With a trio of rate increases awaiting approval this week by the Hannibal Board of Public Works board, an outspoken figure from Hannibal’s political past raised questions about the utility at Tuesday’s Hannibal City Council meeting.
Former Mayor John Lyng spoke briefly to the council at the outset of Tuesday’s meeting, asking the council to take steps to “gain some accountability for the Hannibal Board of Public Works to the citizens who own those public utilities.”
Lyng, who served as mayor in the early 1980s, said the customary public hearing on rate increases that will be held Thursday evening, just before the BPW board votes on those increases, has become a formality. He called for “some second level of approval of rate increases,” with electoral accountability; the BPW board is appointed.
“And yeah, I’m looking at you fellows,” Lyng told the council.
The rate increases set for a vote Thursday include a 5 percent residential-only hike in electric rates, 8 percent for sewer and 10 percent for water. In total, the three are expected to add $10 to the average monthly utility bill.
Lyng criticized the minimum customer charge in all three divisions, which also is expected to rise. However, he said the hike in electric usage rates, in particular, comes at a time when wholesale power costs are dropping for the city. He likened the residential-only increase to Ford hypothetically raising prices on cars only for its own stockholders.
The former mayor also called for the council to write into the city charter owner approval — that is, voter approval — of financial borrowing and major investments. The latter was a jab at the massive Prairie State Energy Campus in southern Illinois, of which the BPW is a part owner through the Missouri Public Utility Alliance; the plant has yet to begin generating power and revenue, but the BPW already is paying for its construction to the tune of $300,000 a month. (Note that all MPUA member cities have some financial skin in the plant as members of that organization.)
Although the BPW is considered part of city government, its operations traditionally have been fairly detached from City Hall. Lyng said the council should be doing more to hold the BPW accountable.
BPW General Manager Bob Stevenson and Board President Randy Park were in attendance at Tuesday’s meeting, but did not speak or offer a response to Lyng’s comments.
The council took no action with regard to the former mayor’s remarks, but Fourth Ward Councilman Barry Louderman acknowledged that the council and utility have had a “tenuous” relationship through the years.
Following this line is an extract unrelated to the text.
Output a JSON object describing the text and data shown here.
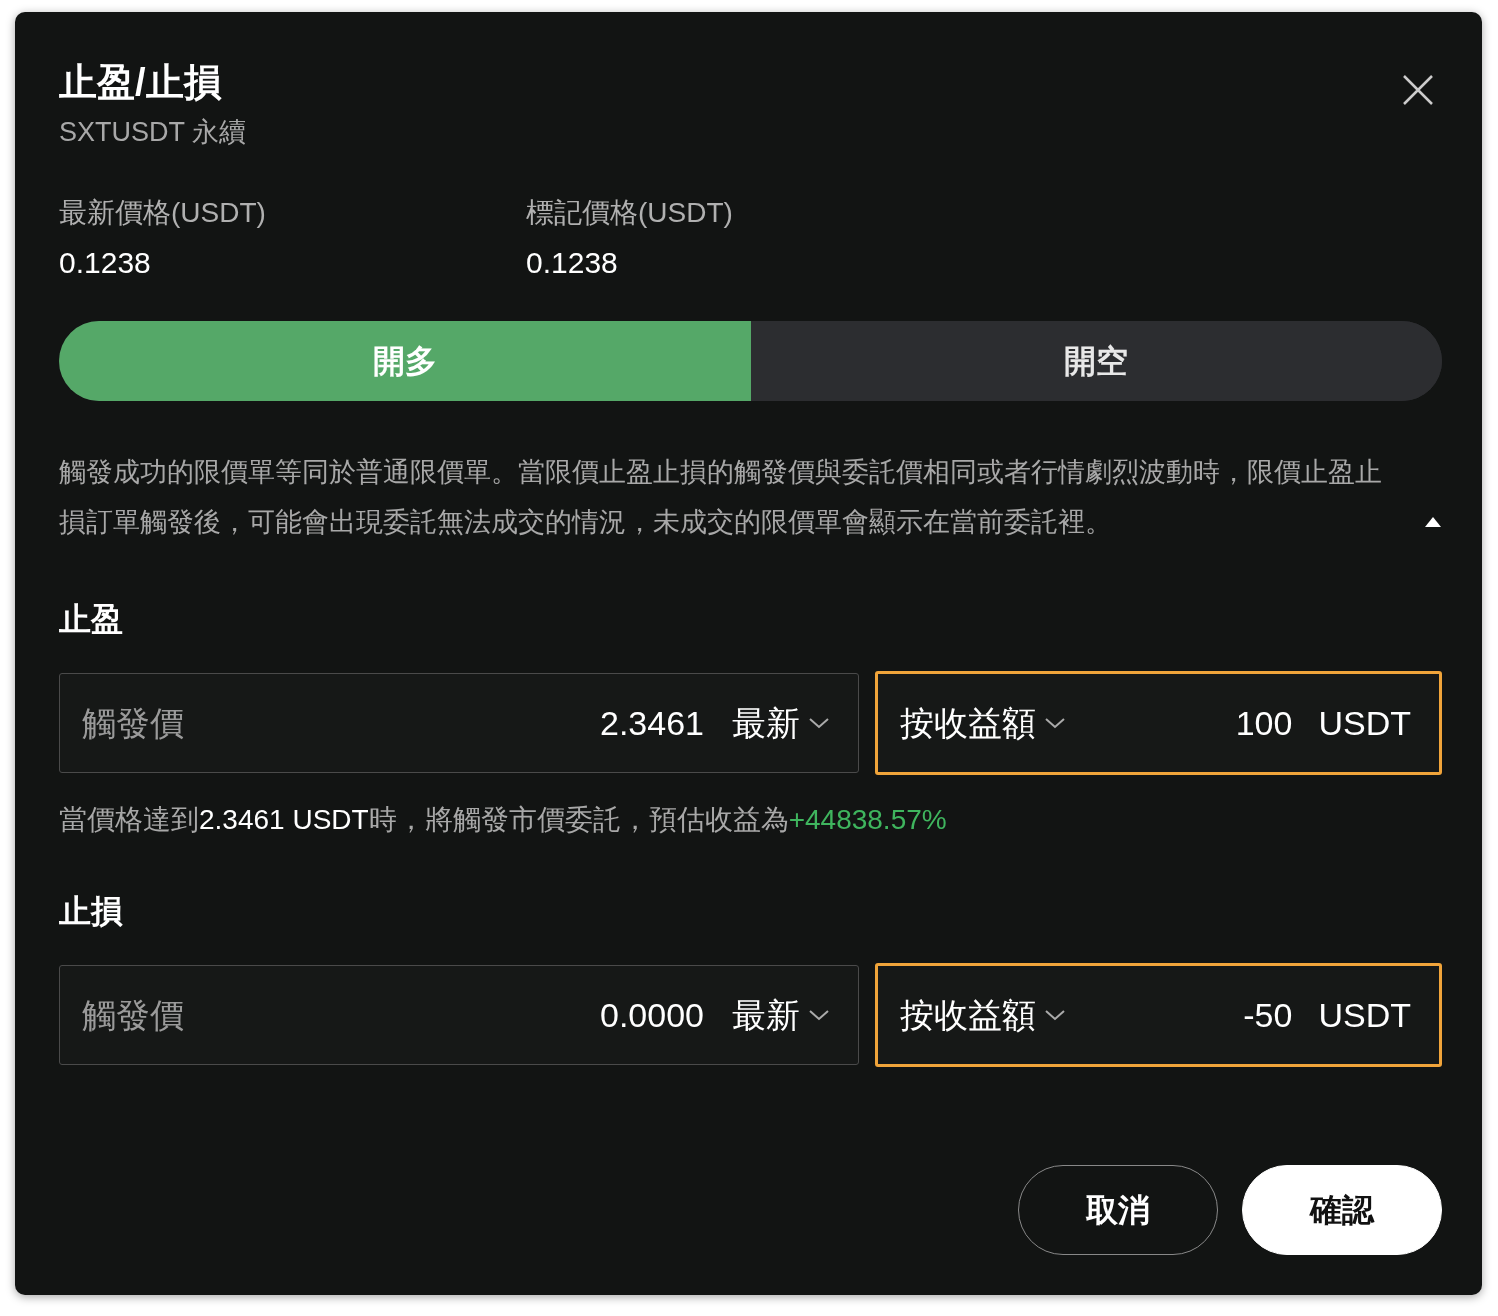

This isn’t the first time a Lyng has called for BPW reforms in recent years. His son, former Sixth Ward Councilman Jeff Lyng, was similarly outspoken about the utility.